**Record set**
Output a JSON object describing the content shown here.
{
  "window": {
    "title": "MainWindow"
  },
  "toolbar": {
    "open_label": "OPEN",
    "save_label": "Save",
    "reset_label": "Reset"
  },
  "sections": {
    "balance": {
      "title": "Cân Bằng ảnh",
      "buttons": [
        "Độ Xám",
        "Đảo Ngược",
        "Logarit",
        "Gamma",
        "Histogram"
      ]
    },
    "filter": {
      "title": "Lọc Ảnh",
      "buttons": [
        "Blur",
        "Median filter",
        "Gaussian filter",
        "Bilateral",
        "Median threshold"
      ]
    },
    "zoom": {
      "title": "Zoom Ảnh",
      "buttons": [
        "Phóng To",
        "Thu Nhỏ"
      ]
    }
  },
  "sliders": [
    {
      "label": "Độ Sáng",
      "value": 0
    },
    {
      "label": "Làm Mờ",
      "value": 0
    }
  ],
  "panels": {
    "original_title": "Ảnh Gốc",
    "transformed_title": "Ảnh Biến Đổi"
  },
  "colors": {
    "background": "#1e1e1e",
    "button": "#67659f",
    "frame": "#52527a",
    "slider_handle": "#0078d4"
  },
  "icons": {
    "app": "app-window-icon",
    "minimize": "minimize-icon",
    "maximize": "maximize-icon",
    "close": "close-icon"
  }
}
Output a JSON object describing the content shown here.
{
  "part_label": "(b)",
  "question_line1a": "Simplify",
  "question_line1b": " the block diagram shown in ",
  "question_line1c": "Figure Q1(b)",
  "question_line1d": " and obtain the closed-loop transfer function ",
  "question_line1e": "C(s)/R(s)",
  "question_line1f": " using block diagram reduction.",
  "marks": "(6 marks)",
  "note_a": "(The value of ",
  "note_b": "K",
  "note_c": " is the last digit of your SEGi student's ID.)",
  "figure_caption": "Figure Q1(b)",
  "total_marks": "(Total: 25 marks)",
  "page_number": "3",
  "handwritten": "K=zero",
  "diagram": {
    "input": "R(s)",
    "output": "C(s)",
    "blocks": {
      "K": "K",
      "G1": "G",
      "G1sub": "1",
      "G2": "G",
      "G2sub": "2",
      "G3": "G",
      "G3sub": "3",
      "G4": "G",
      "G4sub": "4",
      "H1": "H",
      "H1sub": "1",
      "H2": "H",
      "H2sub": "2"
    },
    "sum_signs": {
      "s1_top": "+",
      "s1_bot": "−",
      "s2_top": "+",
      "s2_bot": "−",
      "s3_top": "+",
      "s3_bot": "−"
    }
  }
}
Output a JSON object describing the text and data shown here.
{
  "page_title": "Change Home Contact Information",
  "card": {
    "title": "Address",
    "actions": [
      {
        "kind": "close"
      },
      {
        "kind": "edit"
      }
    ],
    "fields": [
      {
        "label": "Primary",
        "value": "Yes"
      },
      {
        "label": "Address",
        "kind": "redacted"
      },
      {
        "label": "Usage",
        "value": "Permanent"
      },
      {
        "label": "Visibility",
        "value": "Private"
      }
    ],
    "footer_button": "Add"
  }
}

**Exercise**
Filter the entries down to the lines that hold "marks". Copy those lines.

**Result for this task**
  "marks": "(6 marks)",
  "total_marks": "(Total: 25 marks)",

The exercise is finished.